One side is a fear of anything remotely resembling the biblical concept of discipline implied in phrases like “train yourself in godliness” (1 Timothy 4:7) or “strive to enter by the narrow gate” (Luke 13:24) or “take up your cross daily” (Luke 9:23) or “work out your salvation with fear and trembling” (Philippians 2:13) or “I pommel my body and subdue it” (1 Corinthians 9:27) or “If your right eye offends you pluck it out” (Matthew 5:29) or “strive together with me in your prayers” (Romans 15:30). That whole reality of Christian discipline, that has marked the greatest saints for 1900 years, is feared today in the new legalism.
The other side of the coin is the emergence today of what you might call psychologically correct speech. If you don’t use a certain language to describe morality and ethics and duty and God’s commandments that is “psychologically correct”, then you are defective as a Christian people helper. In place of the old list of taboos there is now a new list of taboos: words like “ought” and “should” and “must” dare not (read: should not) be used. And warnings like “those who do such things shall not enter the kingdom of God” (Galatians 5:21), and “if you live according to the flesh you will die” (Romans 8:13) are banned. They are simply not “psychologically correct” ways of dealing with reality.
If there is a creeping legalism in American evangelicalism I think it's this, and not the discipline of Daniel’s praying three times a day. And I urge you to consider whether some of our weakness in the cushy, self-indulgent, meet-my-need American Christianity is owing not mainly to our bondage to lifeless lists of dos and don’ts, but to our loss of biblical discipline.

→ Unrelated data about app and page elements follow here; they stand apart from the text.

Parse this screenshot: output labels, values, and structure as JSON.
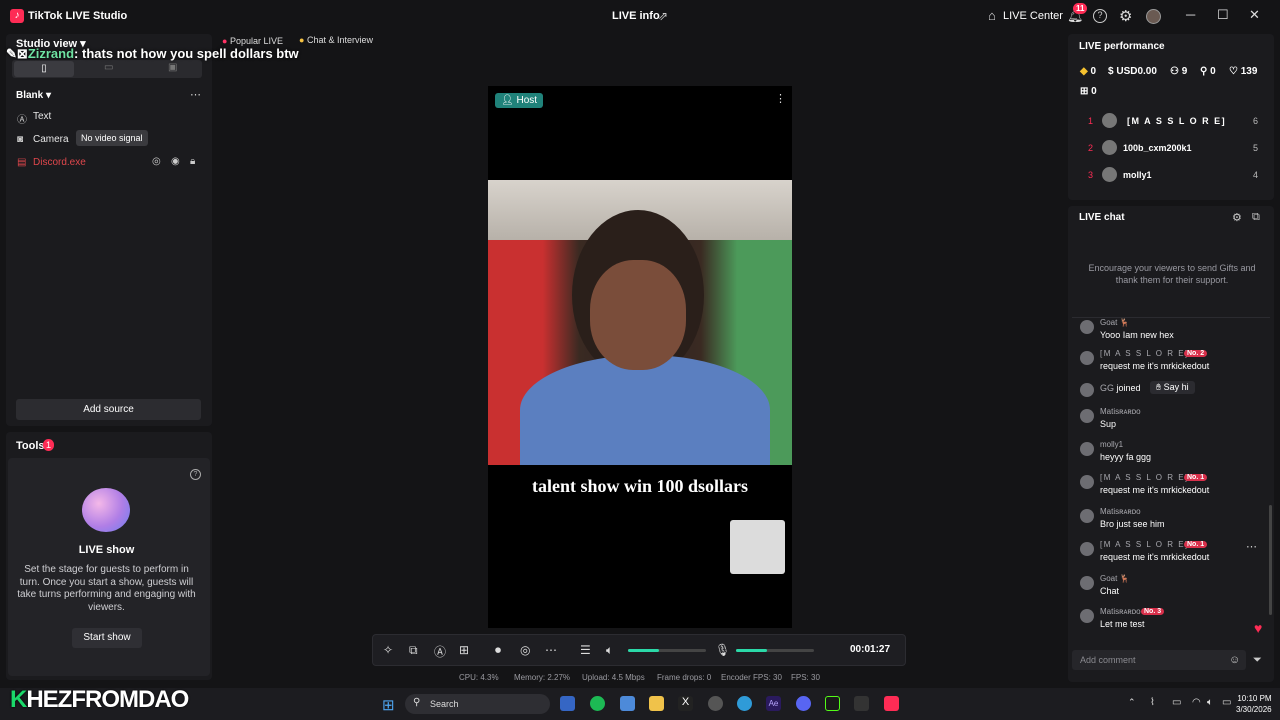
{
  "app": {
    "title": "TikTok LIVE Studio",
    "logo_glyph": "♪",
    "center_title": "LIVE info",
    "live_center_label": "LIVE Center",
    "notif_count": "11"
  },
  "left": {
    "studio_view": "Studio view",
    "overlay_user": "Zizrand",
    "overlay_msg": ": thats not how you spell dollars btw",
    "scene": "Blank",
    "sources": [
      {
        "icon": "text-icon",
        "label": "Text"
      },
      {
        "icon": "camera-icon",
        "label": "Camera"
      },
      {
        "icon": "window-capture-icon",
        "label": "Discord.exe"
      }
    ],
    "tooltip": "No video signal",
    "add_source": "Add source",
    "tools_label": "Tools",
    "tools_badge": "1",
    "live_show_title": "LIVE show",
    "live_show_desc": "Set the stage for guests to perform in turn. Once you start a show, guests will take turns performing and engaging with viewers.",
    "start_show": "Start show"
  },
  "top_pills": {
    "popular": "Popular LIVE",
    "chat_interview": "Chat & Interview"
  },
  "stage": {
    "host_badge": "Host",
    "caption": "talent show win 100 dsollars"
  },
  "controls": {
    "timer": "00:01:27",
    "volume_level": 0.4,
    "mic_level": 0.4
  },
  "stats": {
    "cpu": "CPU: 4.3%",
    "memory": "Memory: 2.27%",
    "upload": "Upload: 4.5 Mbps",
    "frame_drops": "Frame drops: 0",
    "encoder_fps": "Encoder FPS: 30",
    "fps": "FPS: 30"
  },
  "performance": {
    "title": "LIVE performance",
    "diamonds": "0",
    "usd": "USD0.00",
    "viewers": "9",
    "new_followers": "0",
    "likes": "139",
    "gifts": "0",
    "ranking": [
      {
        "rank": "1",
        "name": "[M A S S L O R E]",
        "score": "6"
      },
      {
        "rank": "2",
        "name": "100b_cxm200k1",
        "score": "5"
      },
      {
        "rank": "3",
        "name": "molly1",
        "score": "4"
      }
    ]
  },
  "chat": {
    "title": "LIVE chat",
    "encourage": "Encourage your viewers to send Gifts and thank them for their support.",
    "messages": [
      {
        "name": "Goat 🦌",
        "badge": "",
        "msg": "Yooo Iam new hex"
      },
      {
        "name": "[M A S S L O R E]",
        "badge": "No. 2",
        "msg": "request me it's mrkickedout"
      },
      {
        "name": "GG",
        "badge": "",
        "msg": "joined"
      },
      {
        "name": "Matisʀᴀʀᴅᴏ",
        "badge": "",
        "msg": "Sup"
      },
      {
        "name": "molly1",
        "badge": "",
        "msg": "heyyy fa ggg"
      },
      {
        "name": "[M A S S L O R E]",
        "badge": "No. 1",
        "msg": "request me it's mrkickedout"
      },
      {
        "name": "Matisʀᴀʀᴅᴏ",
        "badge": "",
        "msg": "Bro just see him"
      },
      {
        "name": "[M A S S L O R E]",
        "badge": "No. 1",
        "msg": "request me it's mrkickedout"
      },
      {
        "name": "Goat 🦌",
        "badge": "",
        "msg": "Chat"
      },
      {
        "name": "Matisʀᴀʀᴅᴏ",
        "badge": "No. 3",
        "msg": "Let me test"
      }
    ],
    "say_hi": "Say hi",
    "comment_placeholder": "Add comment"
  },
  "taskbar": {
    "watermark_k": "K",
    "watermark_rest": "HEZFROMDAO",
    "search": "Search",
    "time": "10:10 PM",
    "date": "3/30/2026"
  },
  "colors": {
    "accent": "#fe2c55",
    "teal": "#2bd9a8",
    "host": "#20827a"
  }
}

Consider Daniel as you ponder the way you want to pray in 1992.